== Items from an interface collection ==
● ● ● ● ●

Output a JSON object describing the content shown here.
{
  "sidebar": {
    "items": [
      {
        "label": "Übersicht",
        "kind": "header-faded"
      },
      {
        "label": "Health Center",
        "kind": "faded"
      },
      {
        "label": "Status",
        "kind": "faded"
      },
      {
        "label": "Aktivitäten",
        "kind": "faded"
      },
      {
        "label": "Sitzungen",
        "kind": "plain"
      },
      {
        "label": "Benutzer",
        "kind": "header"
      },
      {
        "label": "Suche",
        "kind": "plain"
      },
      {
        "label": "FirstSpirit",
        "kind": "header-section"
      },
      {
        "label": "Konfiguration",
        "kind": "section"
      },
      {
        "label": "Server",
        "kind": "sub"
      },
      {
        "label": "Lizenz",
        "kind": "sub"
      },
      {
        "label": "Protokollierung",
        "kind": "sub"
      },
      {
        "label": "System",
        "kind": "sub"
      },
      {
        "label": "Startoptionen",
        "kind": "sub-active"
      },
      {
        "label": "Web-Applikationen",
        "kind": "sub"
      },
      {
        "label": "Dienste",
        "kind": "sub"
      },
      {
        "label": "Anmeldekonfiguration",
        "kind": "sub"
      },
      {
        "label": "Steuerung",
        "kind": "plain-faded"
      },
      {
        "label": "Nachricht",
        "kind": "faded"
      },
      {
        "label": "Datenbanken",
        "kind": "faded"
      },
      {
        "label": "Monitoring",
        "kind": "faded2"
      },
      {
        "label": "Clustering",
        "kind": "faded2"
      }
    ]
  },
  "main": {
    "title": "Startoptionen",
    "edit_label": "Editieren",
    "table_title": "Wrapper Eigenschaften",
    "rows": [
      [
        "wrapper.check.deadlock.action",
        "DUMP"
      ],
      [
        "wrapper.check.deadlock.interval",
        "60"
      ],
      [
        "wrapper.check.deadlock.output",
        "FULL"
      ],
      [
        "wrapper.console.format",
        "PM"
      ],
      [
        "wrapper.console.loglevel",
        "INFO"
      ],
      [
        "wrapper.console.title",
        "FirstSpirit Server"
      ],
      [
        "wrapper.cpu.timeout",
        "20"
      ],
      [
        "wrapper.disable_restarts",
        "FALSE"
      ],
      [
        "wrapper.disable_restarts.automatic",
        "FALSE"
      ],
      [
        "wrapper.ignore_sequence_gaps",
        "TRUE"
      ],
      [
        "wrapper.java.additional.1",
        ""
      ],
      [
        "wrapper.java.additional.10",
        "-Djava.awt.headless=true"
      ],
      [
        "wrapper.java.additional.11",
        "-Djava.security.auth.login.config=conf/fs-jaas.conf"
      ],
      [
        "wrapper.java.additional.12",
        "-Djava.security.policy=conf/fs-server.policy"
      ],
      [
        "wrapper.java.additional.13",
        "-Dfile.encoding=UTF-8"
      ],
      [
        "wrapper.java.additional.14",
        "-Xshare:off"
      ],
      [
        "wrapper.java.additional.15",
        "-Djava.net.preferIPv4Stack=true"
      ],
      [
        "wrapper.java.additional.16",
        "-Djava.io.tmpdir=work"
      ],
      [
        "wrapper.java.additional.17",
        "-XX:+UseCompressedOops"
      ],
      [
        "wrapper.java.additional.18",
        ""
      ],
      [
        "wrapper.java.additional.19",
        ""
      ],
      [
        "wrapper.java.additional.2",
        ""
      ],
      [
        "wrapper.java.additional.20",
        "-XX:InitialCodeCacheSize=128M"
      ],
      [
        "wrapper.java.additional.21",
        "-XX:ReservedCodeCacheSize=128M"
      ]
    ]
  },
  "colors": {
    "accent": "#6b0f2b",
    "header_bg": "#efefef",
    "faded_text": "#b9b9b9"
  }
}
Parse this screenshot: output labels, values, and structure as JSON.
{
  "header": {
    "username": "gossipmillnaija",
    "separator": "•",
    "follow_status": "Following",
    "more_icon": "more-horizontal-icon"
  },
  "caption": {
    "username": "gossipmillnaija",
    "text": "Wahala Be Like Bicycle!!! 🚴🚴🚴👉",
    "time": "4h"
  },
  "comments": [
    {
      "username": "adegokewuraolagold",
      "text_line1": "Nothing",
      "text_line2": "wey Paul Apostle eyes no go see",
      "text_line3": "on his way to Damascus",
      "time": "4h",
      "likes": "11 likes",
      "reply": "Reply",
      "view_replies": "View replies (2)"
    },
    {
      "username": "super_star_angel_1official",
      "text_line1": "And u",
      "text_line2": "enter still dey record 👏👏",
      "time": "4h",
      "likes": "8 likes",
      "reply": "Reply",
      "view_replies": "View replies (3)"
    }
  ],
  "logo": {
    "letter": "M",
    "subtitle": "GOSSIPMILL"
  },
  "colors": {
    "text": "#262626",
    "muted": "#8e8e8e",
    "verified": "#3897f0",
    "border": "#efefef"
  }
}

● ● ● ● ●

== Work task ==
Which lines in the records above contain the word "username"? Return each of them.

== Answer for the task ==
    "username": "gossipmillnaija",
    "username": "gossipmillnaija",
      "username": "adegokewuraolagold",
      "username": "super_star_angel_1official",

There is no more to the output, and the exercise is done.